Could a cyberterrorist bring down a government from the other side of the world using just a computer, like in Skyfall, Die Hard 4.0 and 24? Or is it just fiction?
A major international conference hosted by Swansea University will be asking ‘What exactly is cyberterrorism?’, ‘How significant a threat is it?’, ‘Has it ever occurred?’ and ‘How should we respond to the threat it poses?’.
The Cyberterrorism Conference, being held on 11/12 April 2013 in Birmingham, will bring together international scholars from across the social and physical sciences to examine understandings of and responses to cyberterrorism.
Lord Carlile of Berriew QC, former independent reviewer of UK terrorism laws and one of Britain’s top legal experts will be the keynote speaker at the conference. Other speakers include experts from across the world, including the UK, Ireland, Australia and the US.
The conference has been arranged by the University’s Cyberterrorism Project team. The Cyberterrorism Project is a multidisciplinary research initiative which was established to investigate a range of core questions relating to cyberterrorism.
Stuart Macdonald, Senior Lecturer, School of Law and Deputy Director of the Centre for Criminal Justice & Criminology at Swansea University said: “Cyberterrorism is likely to be a familiar, yet imprecise concept to many people. Although the term has been around for over twenty years there isn’t a consensus on what it refers to, how significant a threat it might pose or how states and others should respond (if at all) to it. There is even disagreement over whether cyberterrorism has ever actually occurred!
“In an attempt to begin to provide answers we established a multidisciplinary research network on cyberterrorism in 2011, bringing together expertise from the physical sciences (engineering, computer science) and the social sciences (politics, international relations, law, criminology). Beyond its academic members, the project also hosts three postgraduate researchers and three interns.
“Recent research activities undertaken by our team include conducting a survey of the opinions of over 500 academics across the globe on cyberterrorism, and building a database of political, legal and other definitions of cyberterrorism to help explore key differences in approaches to this term across legal jurisdictions and political cultures.”
The conference has been organised around the three themes of Understanding cyberterrorism; Assessing the threat of cyberterrorism and Evaluating responses to the cyberterrorist threat.
- The conference takes place on 11 – 12 April 2013 at the Jury’s Inn Hotel, Birmingham, UK. For more information go to http://www.cyberterrorism-project.org/cyberterrorismconference/ or email: firstname.lastname@example.org
- For more information on the Cyberterrorism Project visit: www.cyberterrorism-project.org, visit the Project’s Facebook page (www.facebook.com/CyberterrorismProject) or follow the Project on Twitter (@CTP_Swansea).
- The Bridging The Gaps (BTG) programme at Swansea University is one of the major sources of funding for the Cyberterrorism Project.

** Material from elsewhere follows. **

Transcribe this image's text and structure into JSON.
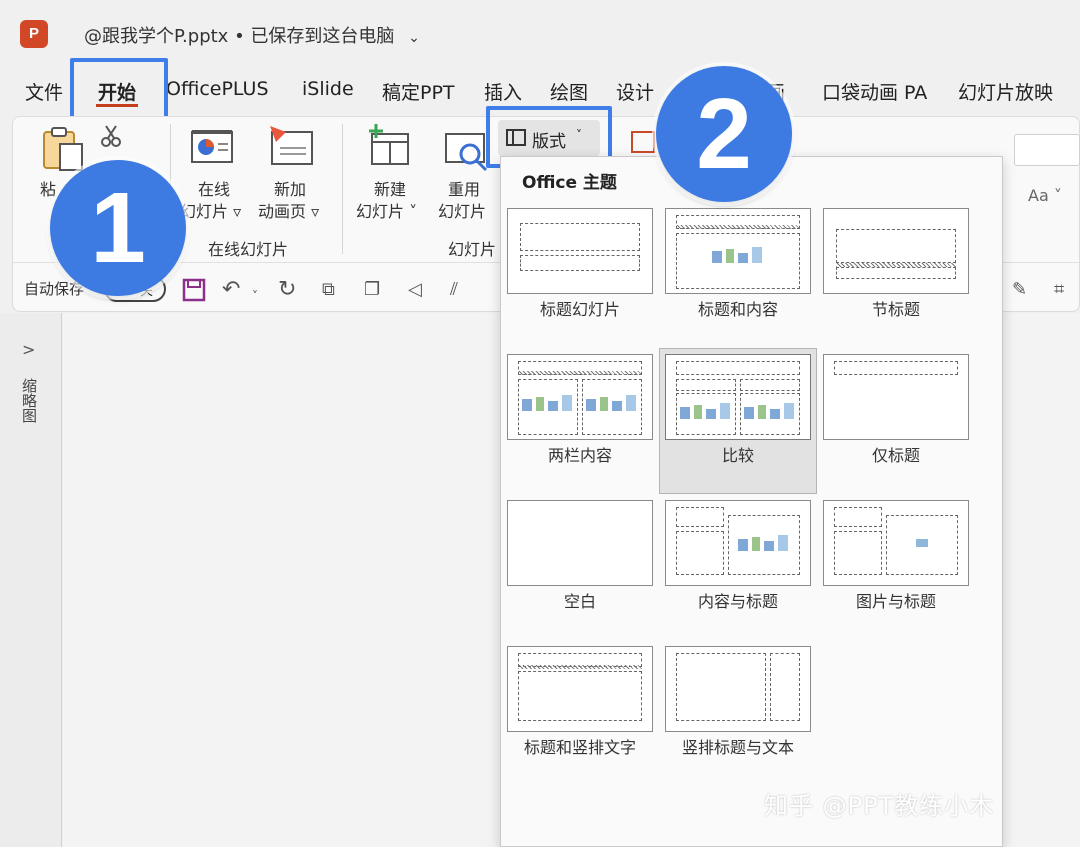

Supported by a £780,000 grant from the Engineering and Physical Sciences Research Council, BTG fosters and develops interdisciplinary research activity to deliver high-quality projects directed towards the global physical, economic and social challenges that face today’s modern world.
- Confirmed speakers include: Keynote speaker Lord Carlile of Berriew QC, Professor Clive Walker (University of Leeds) and Dr Maura Conway (Dublin City University).
- Friday 14 December 2012 10.32 GMT
- Thursday 13 December 2012 10.16 GMT
- Swansea University, Tel: 01792 295050